Upon Vehicle Load
- Make sure do to this PRE-Inspection in a well-lit area and keep the Condition Report handy.
- The carrier should also provide a copy of this document.
Upon Vehicle Delivery
- Do a POST-inspection, walk around the vehicle. Verify that the vehicle is in the same condition as at was at pickup.
- Have a towel ready to clean basic dirt in order to verify dirt vs. damage.
- Have the driver sign on that claim.
- Without a signature, no claims will be processed.
- If there is any additional damage(s) it must be marked on the vehicle condition report.
- The carrier will (and should) also provide a copy of this document.
5 Steps to a Perfect Vehicle Transport Inspection
Here are the five best ways to complete the perfect car transport inspection report.
1. Get Signatures
Obtaining a signature from somebody at each pickup and delivery location to compare the vehicle with the inspection report and verify the two identically match.
Sometimes, the driver cannot obtain any signature, such as at auctions, dealerships, terminals (or when it’s outside normal business hours) but going to the effort to attempt to get a signature as often as possible should always be present, especially with residential customers.
No matter where you are, or where your car is, that signature is gold if anyone raises a question after the fact.
2. Take Pictures
Photos take extra time, but the driver knows if they have pictures of the damage before they ever touched the car then there is little other proof they will need on their inspection report.
Getting clear photos of vehicles can be harder than it looks, because of a car’s naturally reflective surface, the brightness of the daytime sun, and shadows that can interfere with clarity.
Take a lot of pictures, including close-ups, all sections, and panels, from top to bottom, and for parts with obvious damage.
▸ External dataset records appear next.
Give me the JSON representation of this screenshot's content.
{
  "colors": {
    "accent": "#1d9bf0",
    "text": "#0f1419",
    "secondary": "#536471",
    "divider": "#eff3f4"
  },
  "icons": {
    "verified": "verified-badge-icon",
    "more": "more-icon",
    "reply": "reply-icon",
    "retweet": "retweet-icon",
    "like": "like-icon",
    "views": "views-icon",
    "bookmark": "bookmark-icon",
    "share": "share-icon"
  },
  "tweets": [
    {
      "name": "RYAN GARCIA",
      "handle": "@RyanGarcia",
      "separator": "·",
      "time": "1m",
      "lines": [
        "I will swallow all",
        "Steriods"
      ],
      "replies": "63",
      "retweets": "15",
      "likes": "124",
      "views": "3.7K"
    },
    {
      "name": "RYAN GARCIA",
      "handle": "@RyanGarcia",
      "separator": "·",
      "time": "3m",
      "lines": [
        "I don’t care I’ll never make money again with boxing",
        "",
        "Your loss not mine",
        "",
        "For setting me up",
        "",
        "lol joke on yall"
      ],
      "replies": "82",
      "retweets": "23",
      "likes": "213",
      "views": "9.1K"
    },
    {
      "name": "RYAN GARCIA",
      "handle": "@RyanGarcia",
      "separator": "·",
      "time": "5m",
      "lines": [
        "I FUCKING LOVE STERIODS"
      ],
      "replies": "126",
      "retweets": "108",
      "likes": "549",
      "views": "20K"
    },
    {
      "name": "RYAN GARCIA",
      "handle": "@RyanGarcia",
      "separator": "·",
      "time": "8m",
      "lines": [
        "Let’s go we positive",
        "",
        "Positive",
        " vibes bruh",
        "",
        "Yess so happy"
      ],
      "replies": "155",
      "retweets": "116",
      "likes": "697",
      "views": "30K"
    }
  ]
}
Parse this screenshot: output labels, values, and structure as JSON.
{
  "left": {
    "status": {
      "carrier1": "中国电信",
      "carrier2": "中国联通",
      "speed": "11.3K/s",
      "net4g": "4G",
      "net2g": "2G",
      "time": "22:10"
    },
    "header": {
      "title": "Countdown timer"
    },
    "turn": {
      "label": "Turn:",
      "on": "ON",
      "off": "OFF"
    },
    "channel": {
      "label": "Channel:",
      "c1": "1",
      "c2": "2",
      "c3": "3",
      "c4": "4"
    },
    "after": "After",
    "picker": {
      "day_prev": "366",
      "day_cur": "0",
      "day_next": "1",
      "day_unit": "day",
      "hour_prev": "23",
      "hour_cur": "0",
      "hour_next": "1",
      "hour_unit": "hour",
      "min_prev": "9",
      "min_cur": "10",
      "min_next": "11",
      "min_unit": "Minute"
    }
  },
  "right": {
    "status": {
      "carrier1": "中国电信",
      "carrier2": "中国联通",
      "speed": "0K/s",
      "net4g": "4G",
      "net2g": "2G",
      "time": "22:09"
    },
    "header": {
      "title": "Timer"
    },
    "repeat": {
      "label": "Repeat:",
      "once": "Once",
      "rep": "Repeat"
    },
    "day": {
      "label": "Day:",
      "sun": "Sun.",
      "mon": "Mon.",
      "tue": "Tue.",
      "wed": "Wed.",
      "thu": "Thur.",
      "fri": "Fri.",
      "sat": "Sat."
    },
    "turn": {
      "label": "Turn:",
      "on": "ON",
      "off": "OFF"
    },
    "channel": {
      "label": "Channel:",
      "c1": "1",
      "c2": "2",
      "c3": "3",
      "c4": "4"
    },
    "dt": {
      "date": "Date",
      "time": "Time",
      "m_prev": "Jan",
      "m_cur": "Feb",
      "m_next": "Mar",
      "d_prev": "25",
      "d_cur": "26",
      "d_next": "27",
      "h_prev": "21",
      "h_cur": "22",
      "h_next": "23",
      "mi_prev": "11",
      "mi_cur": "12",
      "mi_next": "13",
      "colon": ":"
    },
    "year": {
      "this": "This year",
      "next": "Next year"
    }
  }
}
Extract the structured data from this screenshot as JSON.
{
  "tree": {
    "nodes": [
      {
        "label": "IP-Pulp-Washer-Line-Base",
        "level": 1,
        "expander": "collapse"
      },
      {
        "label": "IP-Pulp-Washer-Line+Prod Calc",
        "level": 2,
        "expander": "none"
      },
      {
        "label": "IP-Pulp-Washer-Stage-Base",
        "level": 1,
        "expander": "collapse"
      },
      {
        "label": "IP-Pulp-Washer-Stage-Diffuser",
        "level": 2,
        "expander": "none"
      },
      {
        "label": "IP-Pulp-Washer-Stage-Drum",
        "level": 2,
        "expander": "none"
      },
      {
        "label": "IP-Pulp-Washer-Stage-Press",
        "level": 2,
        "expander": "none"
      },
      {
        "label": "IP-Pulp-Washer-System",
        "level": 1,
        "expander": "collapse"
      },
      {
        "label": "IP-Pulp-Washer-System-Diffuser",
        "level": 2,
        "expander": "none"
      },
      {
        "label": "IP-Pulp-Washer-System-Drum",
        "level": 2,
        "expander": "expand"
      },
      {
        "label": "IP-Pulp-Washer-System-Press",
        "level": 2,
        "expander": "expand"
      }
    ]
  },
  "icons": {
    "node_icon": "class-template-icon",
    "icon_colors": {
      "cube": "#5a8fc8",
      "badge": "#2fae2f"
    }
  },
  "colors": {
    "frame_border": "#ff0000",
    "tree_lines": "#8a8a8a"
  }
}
Take many different angles for complete coverage.
If you have photos, you have supporting evidence and total peace of mind.
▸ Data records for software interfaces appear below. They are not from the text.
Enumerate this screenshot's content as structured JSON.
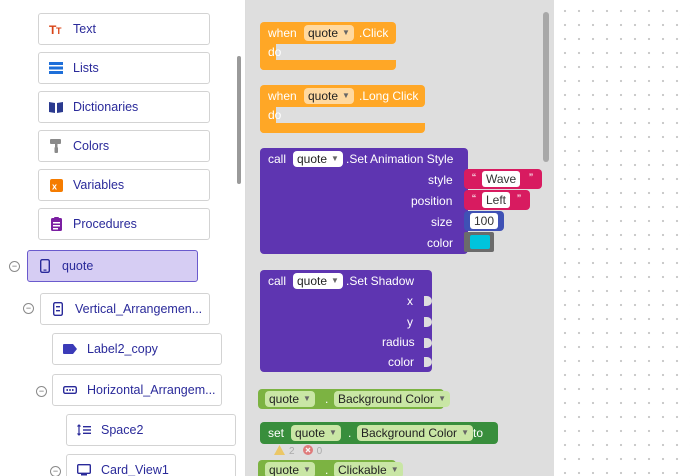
{
  "tree": {
    "nodes": [
      {
        "label": "Text"
      },
      {
        "label": "Lists"
      },
      {
        "label": "Dictionaries"
      },
      {
        "label": "Colors"
      },
      {
        "label": "Variables"
      },
      {
        "label": "Procedures"
      },
      {
        "label": "quote"
      },
      {
        "label": "Vertical_Arrangemen..."
      },
      {
        "label": "Label2_copy"
      },
      {
        "label": "Horizontal_Arrangem..."
      },
      {
        "label": "Space2"
      },
      {
        "label": "Card_View1"
      }
    ],
    "toggle_symbol": "−"
  },
  "blocks": {
    "click": {
      "when": "when",
      "component": "quote",
      "event": ".Click",
      "do": "do"
    },
    "long_click": {
      "when": "when",
      "component": "quote",
      "event": ".Long Click",
      "do": "do"
    },
    "set_animation": {
      "call": "call",
      "component": "quote",
      "method": ".Set Animation Style",
      "params": {
        "style": "style",
        "position": "position",
        "size": "size",
        "color": "color"
      },
      "style_value": "Wave",
      "position_value": "Left",
      "size_value": "100",
      "quote_open": "“",
      "quote_close": "”",
      "color_value": "#00c4dc"
    },
    "set_shadow": {
      "call": "call",
      "component": "quote",
      "method": ".Set Shadow",
      "params": {
        "x": "x",
        "y": "y",
        "radius": "radius",
        "color": "color"
      }
    },
    "getter_bg": {
      "component": "quote",
      "dot": ".",
      "property": "Background Color"
    },
    "setter_bg": {
      "set": "set",
      "component": "quote",
      "dot": ".",
      "property": "Background Color",
      "to": "to"
    },
    "getter_clickable": {
      "component": "quote",
      "dot": ".",
      "property": "Clickable"
    },
    "warnings": {
      "warn_count": "2",
      "error_count": "0"
    }
  },
  "colors": {
    "event": "#ffa726",
    "method": "#5e35b1",
    "getter": "#7cb342",
    "setter": "#388e3c",
    "text_literal": "#d81b60",
    "number": "#3f51b5",
    "selected": "#d6cdf3"
  },
  "icons": [
    "text-icon",
    "lists-icon",
    "dictionaries-icon",
    "colors-icon",
    "variables-icon",
    "procedures-icon",
    "phone-icon",
    "vertical-arrangement-icon",
    "label-icon",
    "horizontal-arrangement-icon",
    "space-icon",
    "card-view-icon"
  ]
}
In addition, some transport companies use special apps with third-party time stamping and geo-tagged features. This will provide that extra layer of protection that most insurance companies will request should a fierce dispute arise in the future.
3. Mark all Damages
It’s very important for an insurance claims adjuster that all pre-existing damages are marked accurately.
If the damage is ‘dented,’ do not indicate ‘scratched.’ If it’s ‘cracked,’ then don’t put ‘chipped.’
To drivers, these may seem like semantics, but just because a damage spot has been identified doesn’t mean that’s enough to fight a claim.
When a vehicle has been damaged, nobody wants to accept the blame, and everyone is ready to point the finger at the carrier.
Many experienced drivers use the most comprehensive and thorough approach by also taking photos of additional documentation and attaching those files to the digital vehicle condition report app if they are using one.
4. Complete Required Documents
Even if the transporter has just completed an excellent inspection report, they can also be required (based on the type of pickup location) to mark any and all damages on additional forms of documentation.
A digital VCR can be very helpful in this regard whether to print or email an exact duplicate copy.
While it may be a hassle for the drivers to follow through with all of this documentation duplication, not doing so can create exponentially more problems and lost wages in the future so don’t allow them to take shortcuts.
5. Communicate. Communicate. Communicate
Finally, if a driver notices something that doesn’t seem quite right, identifying and communicating with the customer can stop problems from escalating.
If a floor mat is obviously missing, if there’s a strange smell, if fluid is leaking from underneath – anything out of the ordinary – the driver is responsible for letting somebody know right away.
If it’s not on the VCR, there could be something wrong that not even you’re aware of.
Good communication prior to loading can be indispensable to avoiding a major damage claim in the future.